Does your monthly mortgage payment include PMI? Contact us, you may be able to save money by removing your PMI.
How homebuyers can keep from paying PMI
With the implementation of The Homeowners Protection Act of 1998, on nearly all loans lenders are required to automatically terminate the PMI when the principal balance of the loan reaches 78 percent of the beginning loan amount. The law pledges that, upon request of the home owner, the PMI must be released when the principal amount reaches just 80 percent. So, keen home owners can get off the hook sooner than expected.
Since it can take many years to reach the point where the principal is just 20% of the original amount of the loan, it's important to know how your home has increased in value. After all, every bit of appreciation you've achieved over the years counts towards abolishing PMI. So what's the reason for paying it after your loan balance has fallen below the 80% threshold? Your neighborhood might not be adopting the national trends and/or your home could have acquired equity before things simmered down, so even when nationwide trends hint at decreasing home values, you should realize that real estate is local.
The toughest thing for many homeowners to know is just when their home's equity goes over the 20% point. An accredited, licensed real estate appraiser can surely help. It is an appraiser's job to keep up with the market dynamics of their area. At Price Appraisals & Realty, LLC, we're masters at analyzing value trends in Lakeway, Travis County and surrounding areas, and we know when property values have risen or declined. When faced with figures from an appraiser, the mortgage company will often drop the PMI with little effort. At that time, the home owner can retain the savings from that point on.

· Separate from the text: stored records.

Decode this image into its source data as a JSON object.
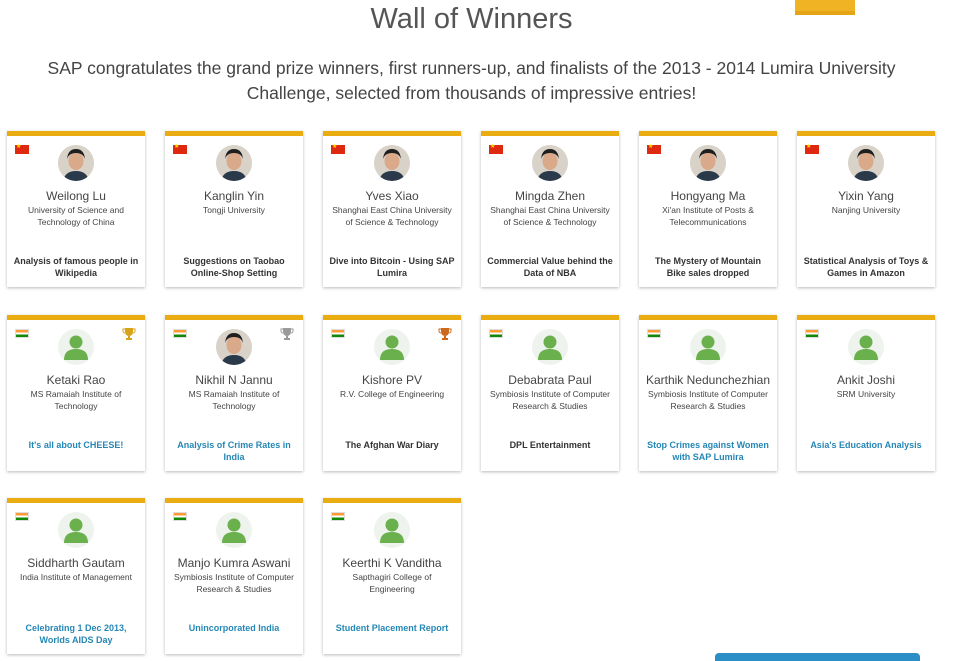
{
  "page": {
    "title": "Wall of Winners",
    "subtitle": "SAP congratulates the grand prize winners, first runners-up, and finalists of the 2013 - 2014 Lumira University Challenge, selected from thousands of impressive entries!"
  },
  "colors": {
    "accent": "#e9ac11",
    "link": "#2587b5",
    "gold": "#d9a21b",
    "silver": "#9a9a9a",
    "bronze": "#c96a1c",
    "avatar_green": "#6ab04c"
  },
  "winners": [
    {
      "name": "Weilong Lu",
      "school": "University of Science and Technology of China",
      "project": "Analysis of famous people in Wikipedia",
      "flag": "china-flag-icon",
      "trophy": "",
      "photo": true,
      "link": false
    },
    {
      "name": "Kanglin Yin",
      "school": "Tongji University",
      "project": "Suggestions on Taobao Online-Shop Setting",
      "flag": "china-flag-icon",
      "trophy": "",
      "photo": true,
      "link": false
    },
    {
      "name": "Yves Xiao",
      "school": "Shanghai East China University of Science & Technology",
      "project": "Dive into Bitcoin - Using SAP Lumira",
      "flag": "china-flag-icon",
      "trophy": "",
      "photo": true,
      "link": false
    },
    {
      "name": "Mingda Zhen",
      "school": "Shanghai East China University of Science & Technology",
      "project": "Commercial Value behind the Data of NBA",
      "flag": "china-flag-icon",
      "trophy": "",
      "photo": true,
      "link": false
    },
    {
      "name": "Hongyang Ma",
      "school": "Xi'an Institute of Posts & Telecommunications",
      "project": "The Mystery of Mountain Bike sales dropped",
      "flag": "china-flag-icon",
      "trophy": "",
      "photo": true,
      "link": false
    },
    {
      "name": "Yixin Yang",
      "school": "Nanjing University",
      "project": "Statistical Analysis of Toys & Games in Amazon",
      "flag": "china-flag-icon",
      "trophy": "",
      "photo": true,
      "link": false
    },
    {
      "name": "Ketaki Rao",
      "school": "MS Ramaiah Institute of Technology",
      "project": "It's all about CHEESE!",
      "flag": "india-flag-icon",
      "trophy": "gold",
      "photo": false,
      "link": true
    },
    {
      "name": "Nikhil N Jannu",
      "school": "MS Ramaiah Institute of Technology",
      "project": "Analysis of Crime Rates in India",
      "flag": "india-flag-icon",
      "trophy": "silver",
      "photo": true,
      "link": true
    },
    {
      "name": "Kishore PV",
      "school": "R.V. College of Engineering",
      "project": "The Afghan War Diary",
      "flag": "india-flag-icon",
      "trophy": "bronze",
      "photo": false,
      "link": false
    },
    {
      "name": "Debabrata Paul",
      "school": "Symbiosis Institute of Computer Research & Studies",
      "project": "DPL Entertainment",
      "flag": "india-flag-icon",
      "trophy": "",
      "photo": false,
      "link": false
    },
    {
      "name": "Karthik Nedunchezhian",
      "school": "Symbiosis Institute of Computer Research & Studies",
      "project": "Stop Crimes against Women with SAP Lumira",
      "flag": "india-flag-icon",
      "trophy": "",
      "photo": false,
      "link": true
    },
    {
      "name": "Ankit Joshi",
      "school": "SRM University",
      "project": "Asia's Education Analysis",
      "flag": "india-flag-icon",
      "trophy": "",
      "photo": false,
      "link": true
    },
    {
      "name": "Siddharth Gautam",
      "school": "India Institute of Management",
      "project": "Celebrating 1 Dec 2013, Worlds AIDS Day",
      "flag": "india-flag-icon",
      "trophy": "",
      "photo": false,
      "link": true
    },
    {
      "name": "Manjo Kumra Aswani",
      "school": "Symbiosis Institute of Computer Research & Studies",
      "project": "Unincorporated India",
      "flag": "india-flag-icon",
      "trophy": "",
      "photo": false,
      "link": true
    },
    {
      "name": "Keerthi K Vanditha",
      "school": "Sapthagiri College of Engineering",
      "project": "Student Placement Report",
      "flag": "india-flag-icon",
      "trophy": "",
      "photo": false,
      "link": true
    }
  ]
}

Want to learn more about PMI and the Homeowners Protection Act? Click this link: